Rath noted that if an individual is effectively vaccinated, meaning they develop robust and long-lasting levels of neutralizing antibodies, reinfection with vaccine-susceptible strains of SARS-CoV-2, even if this does occur, is likely to be associated with mild illness.

On the flip side, he said, a new infection with vaccine-resistant strains of SARS-CoV-2 could still cause serious illness in some cases.

“So yes, vaccinated people could still transmit the infection, although the probability and dose transmitted would be lower. Of course, if they are infected with a future vaccine resistant strain of virus, then effective transmission could occur, ”he explained.

The vaccination campaign in India was launched on January 16 and healthcare workers (HCWs) were vaccinated. On February 2, the vaccination of frontline workers (field workers) began. . On March 1, the vaccination net was extended to people over 60 and people aged 45 and over with specified co-morbidities. A month later, on April 1, the vaccination was opened for all people over the age of 45.

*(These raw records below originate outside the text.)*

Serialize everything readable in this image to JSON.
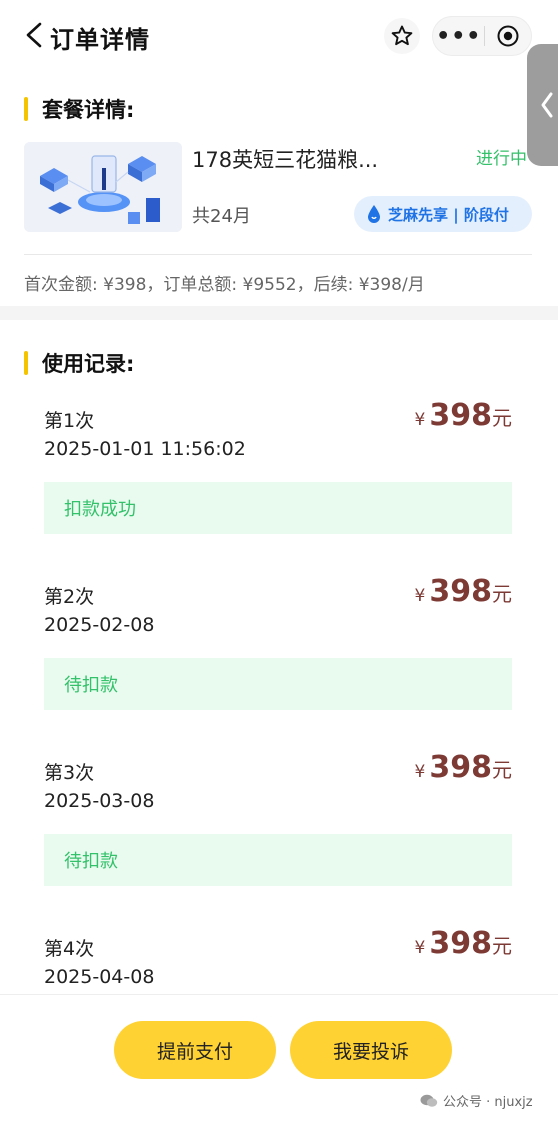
{
  "nav": {
    "title": "订单详情",
    "more_glyph": "•••"
  },
  "package": {
    "section_title": "套餐详情:",
    "name": "178英短三花猫粮...",
    "status": "进行中",
    "period": "共24月",
    "badge_label": "芝麻先享 | 阶段付",
    "amount_summary": "首次金额: ¥398，订单总额: ¥9552，后续: ¥398/月"
  },
  "records": {
    "section_title": "使用记录:",
    "currency": "¥",
    "unit": "元",
    "items": [
      {
        "no": "第1次",
        "date": "2025-01-01 11:56:02",
        "amount": "398",
        "status": "扣款成功"
      },
      {
        "no": "第2次",
        "date": "2025-02-08",
        "amount": "398",
        "status": "待扣款"
      },
      {
        "no": "第3次",
        "date": "2025-03-08",
        "amount": "398",
        "status": "待扣款"
      },
      {
        "no": "第4次",
        "date": "2025-04-08",
        "amount": "398",
        "status": ""
      }
    ]
  },
  "actions": {
    "prepay_label": "提前支付",
    "complain_label": "我要投诉"
  },
  "watermark": "公众号 · njuxjz",
  "colors": {
    "accent_yellow": "#ffd234",
    "section_bar": "#f5c400",
    "status_green": "#33c16a",
    "price": "#7d3a35",
    "zhima_blue": "#1f73e5"
  }
}
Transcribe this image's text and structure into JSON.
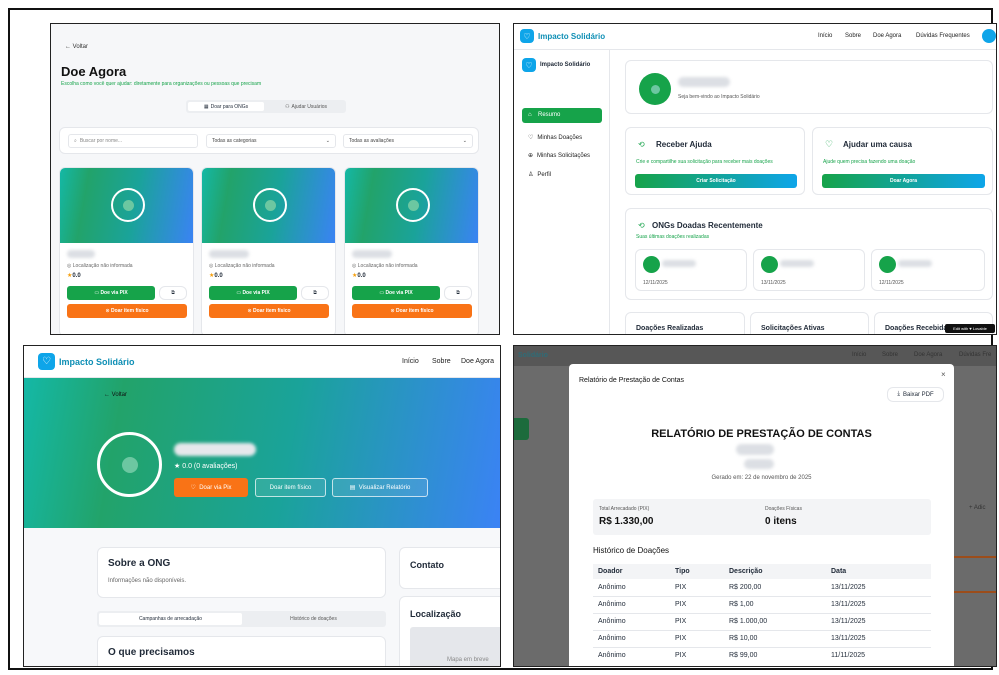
{
  "p1": {
    "back": "← Voltar",
    "title": "Doe Agora",
    "subtitle": "Escolha como você quer ajudar: diretamente para organizações ou pessoas que precisam",
    "tab_ngos": "Doar para ONGs",
    "tab_users": "Ajudar Usuários",
    "search_placeholder": "Buscar por nome...",
    "filter_categories": "Todas as categorias",
    "filter_ratings": "Todas as avaliações",
    "location": "Localização não informada",
    "rating": "0.0",
    "pix_btn": "Doe via PIX",
    "item_btn": "Doar item físico"
  },
  "p2": {
    "brand": "Impacto Solidário",
    "nav": [
      "Início",
      "Sobre",
      "Doe Agora",
      "Dúvidas Frequentes"
    ],
    "sidebar_title": "Impacto Solidário",
    "sidebar": [
      "Resumo",
      "Minhas Doações",
      "Minhas Solicitações",
      "Perfil"
    ],
    "welcome": "Seja bem-vindo ao Impacto Solidário",
    "receive_title": "Receber Ajuda",
    "receive_desc": "Crie e compartilhe sua solicitação para receber mais doações",
    "receive_btn": "Criar Solicitação",
    "help_title": "Ajudar uma causa",
    "help_desc": "Ajude quem precisa fazendo uma doação",
    "help_btn": "Doar Agora",
    "recent_title": "ONGs Doadas Recentemente",
    "recent_desc": "Suas últimas doações realizadas",
    "recent_dates": [
      "12/11/2025",
      "13/11/2025",
      "12/11/2025"
    ],
    "stats": [
      "Doações Realizadas",
      "Solicitações Ativas",
      "Doações Recebidas"
    ],
    "badge": "Edit with ♥ Lovable"
  },
  "p3": {
    "brand": "Impacto Solidário",
    "nav": [
      "Início",
      "Sobre",
      "Doe Agora"
    ],
    "back": "← Voltar",
    "rating": "0.0 (0 avaliações)",
    "pix_btn": "Doar via Pix",
    "item_btn": "Doar item físico",
    "report_btn": "Visualizar Relatório",
    "about_title": "Sobre a ONG",
    "about_desc": "Informações não disponíveis.",
    "contact_title": "Contato",
    "tab_campaigns": "Campanhas de arrecadação",
    "tab_history": "Histórico de doações",
    "location_title": "Localização",
    "needs_title": "O que precisamos",
    "map_text": "Mapa em breve"
  },
  "p4": {
    "bg_brand": "Solidário",
    "bg_nav": [
      "Início",
      "Sobre",
      "Doe Agora",
      "Dúvidas Fre"
    ],
    "bg_add": "+ Adic",
    "modal_title": "Relatório de Prestação de Contas",
    "download_btn": "Baixar PDF",
    "report_title": "RELATÓRIO DE PRESTAÇÃO DE CONTAS",
    "generated": "Gerado em: 22 de novembro de 2025",
    "total_label": "Total Arrecadado (PIX)",
    "total_value": "R$ 1.330,00",
    "physical_label": "Doações Físicas",
    "physical_value": "0 itens",
    "history_title": "Histórico de Doações",
    "columns": [
      "Doador",
      "Tipo",
      "Descrição",
      "Data"
    ],
    "rows": [
      [
        "Anônimo",
        "PIX",
        "R$ 200,00",
        "13/11/2025"
      ],
      [
        "Anônimo",
        "PIX",
        "R$ 1,00",
        "13/11/2025"
      ],
      [
        "Anônimo",
        "PIX",
        "R$ 1.000,00",
        "13/11/2025"
      ],
      [
        "Anônimo",
        "PIX",
        "R$ 10,00",
        "13/11/2025"
      ],
      [
        "Anônimo",
        "PIX",
        "R$ 99,00",
        "11/11/2025"
      ]
    ]
  },
  "colors": {
    "green": "#16a34a",
    "orange": "#f97316",
    "teal": "#14b8a6",
    "blue": "#3b82f6"
  }
}
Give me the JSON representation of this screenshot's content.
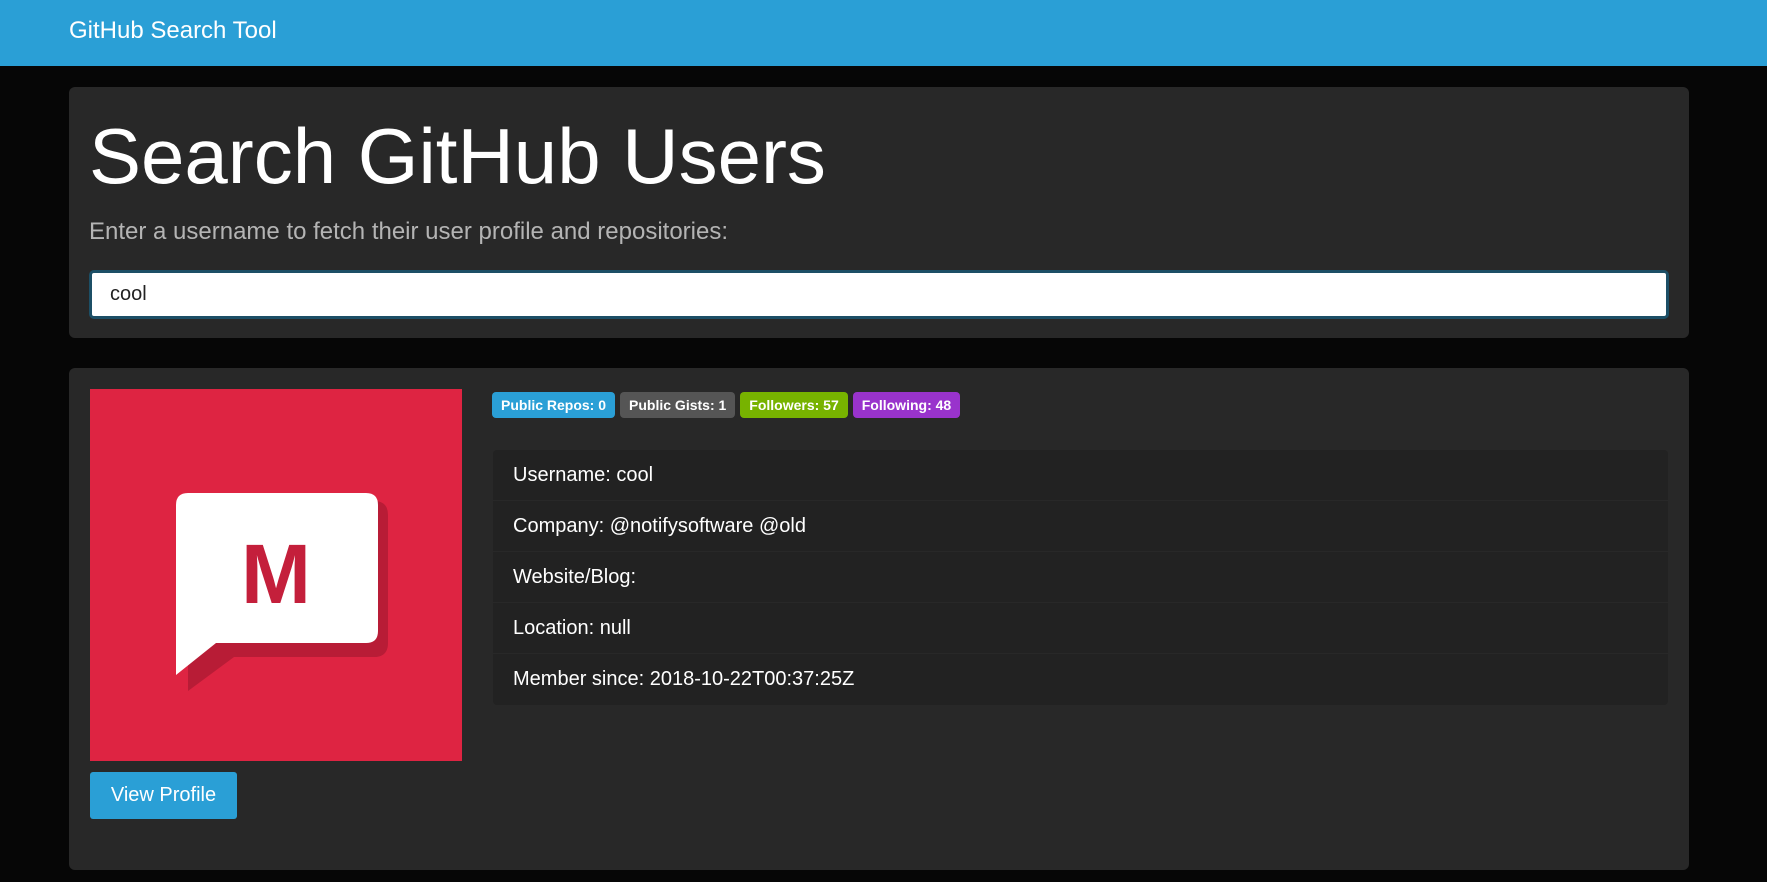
{
  "navbar": {
    "brand": "GitHub Search Tool"
  },
  "search": {
    "title": "Search GitHub Users",
    "lead": "Enter a username to fetch their user profile and repositories:",
    "value": "cool"
  },
  "profile": {
    "avatar_letter": "M",
    "view_profile_label": "View Profile",
    "badges": {
      "public_repos": "Public Repos: 0",
      "public_gists": "Public Gists: 1",
      "followers": "Followers: 57",
      "following": "Following: 48"
    },
    "info": {
      "username": "Username: cool",
      "company": "Company: @notifysoftware @old",
      "website": "Website/Blog:",
      "location": "Location: null",
      "member_since": "Member since: 2018-10-22T00:37:25Z"
    }
  },
  "colors": {
    "primary": "#2a9fd6",
    "secondary": "#555555",
    "success": "#77b300",
    "info": "#9933cc",
    "avatar_bg": "#de2442"
  }
}
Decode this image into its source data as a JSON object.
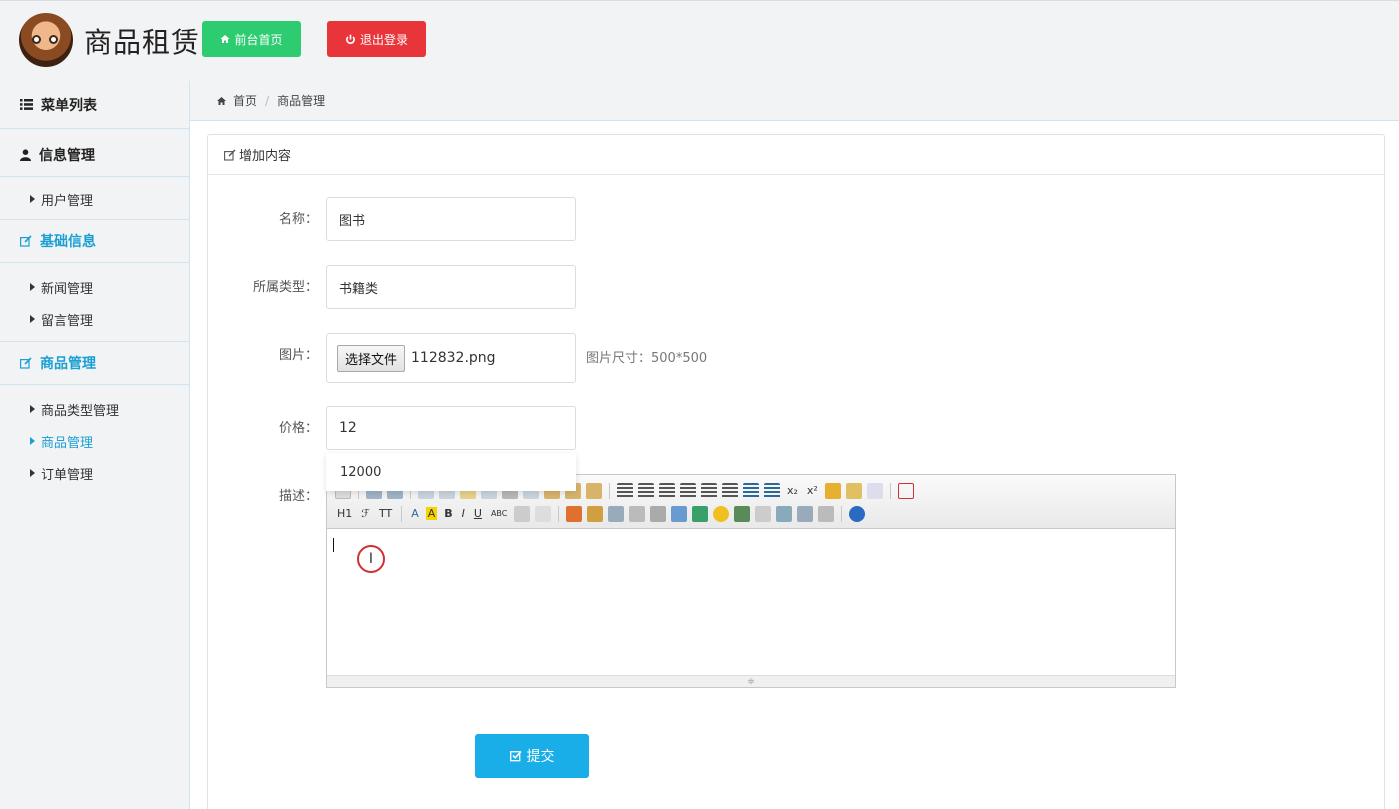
{
  "header": {
    "title": "商品租赁",
    "front_home_label": "前台首页",
    "logout_label": "退出登录"
  },
  "breadcrumb": {
    "home": "首页",
    "current": "商品管理"
  },
  "sidebar": {
    "menu_title": "菜单列表",
    "groups": [
      {
        "title": "信息管理",
        "items": [
          "用户管理"
        ]
      },
      {
        "title": "基础信息",
        "items": [
          "新闻管理",
          "留言管理"
        ]
      },
      {
        "title": "商品管理",
        "items": [
          "商品类型管理",
          "商品管理",
          "订单管理"
        ],
        "active_item": "商品管理"
      }
    ]
  },
  "panel": {
    "heading": "增加内容"
  },
  "form": {
    "name_label": "名称：",
    "name_value": "图书",
    "type_label": "所属类型：",
    "type_value": "书籍类",
    "image_label": "图片：",
    "file_button": "选择文件",
    "file_name": "112832.png",
    "image_hint": "图片尺寸：500*500",
    "price_label": "价格：",
    "price_value": "12",
    "price_suggestion": "12000",
    "desc_label": "描述：",
    "submit_label": "提交"
  },
  "editor": {
    "toolbar_row2_text": [
      "H1",
      "ℱ",
      "TT",
      "A",
      "A",
      "B",
      "I",
      "U",
      "ABC"
    ]
  },
  "colors": {
    "green_button": "#2ecc71",
    "red_button": "#e8353a",
    "accent_blue": "#1a9fd4",
    "submit_blue": "#1aaee8"
  }
}
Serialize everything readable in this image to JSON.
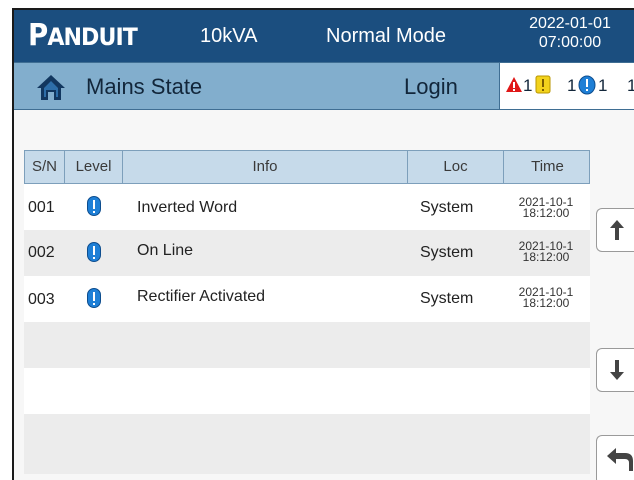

While several circles have called for the age limit for COVID-19 vaccination to be relaxed given the increase in the number of cases, the Center said last week that the goal was to protect the most vulnerable and not “to administer the vaccine to those who want it, but to those who need it”.

“The fundamental goal is to reduce mortality through vaccination. The other goal is to protect your health system,” Union Health Secretary Rajesh Bhushan told a press conference. weekly.

He later clarified his remark, saying the government was following a model of dynamic supply and demand mapping.

Last month, Union Health Minister Harsh Vardhan said that “not every vaccine requires universal vaccination and all of these priority groups that we are vaccinating today like health workers first, then the elderly and people aged between 45 and 59 years, it will be extended in the coming days – all this is based on expert opinion ”.

According to Rath, the idea behind this strategy is “herd immunity”, where the cycle of transmission of the virus is interrupted if enough people are effectively vaccinated. And as a result, even unvaccinated people are no longer infected, simply because the virus is no longer there.

“The problem is, we don’t have a very reliable idea of ​​what percentage of the community needs to be vaccinated for effective ‘herd immunity’ against SARS-CoV-2. It is therefore difficult to see what this government assertion is for in practical terms, ”he added.

The scientist explained that universal vaccination would be “good” because it would provide very strong community resistance to severe local epidemics.

Bal added that vaccinating almost everyone would be a good thing in an ideal situation. However, strong safety data on pregnant women is not available for every vaccine, and most vaccines are not tested on children under 12 years of age.

“Therefore, direct recommendation for these categories of people is difficult to do. Although I believe that vaccines made using older platforms such as killed vaccines or pure protein vaccines compared to mRNA vaccines for example can be considered safe based on past experiences ” , she added.

Vaccines generate immunity by mimicking a milder form of an infection and helping the immune system “remember” the pathogen. They therefore contain part of an infectious agent capable of generating an immune response, such as viral genetic material, its RNA or DNA, or virus proteins which interact with human cells.

If there are vaccines, and if they can be paid for, it’s okay to aim for universal immunization, Bal said.

“Because when this level is reached, some people who have been vaccinated early may lose their immunological memory and become vulnerable again. We do not yet know how long vaccine immunity will last against SARS-CoV2, ”she added.

The two vaccines currently approved in India are Covishield, from the Oxford / AstraZeneca stable manufactured by Pune’s Serum Institute of India, and Covaxin, developed by Bharat Biotech, based in Hyderabad, in collaboration with the Indian Council for Medical Research and the National Institute of Virology (NIV).

On Monday, an expert panel from India’s Central Medicines Authority recommended approval of Russia’s Sputnik V for emergency use under certain conditions.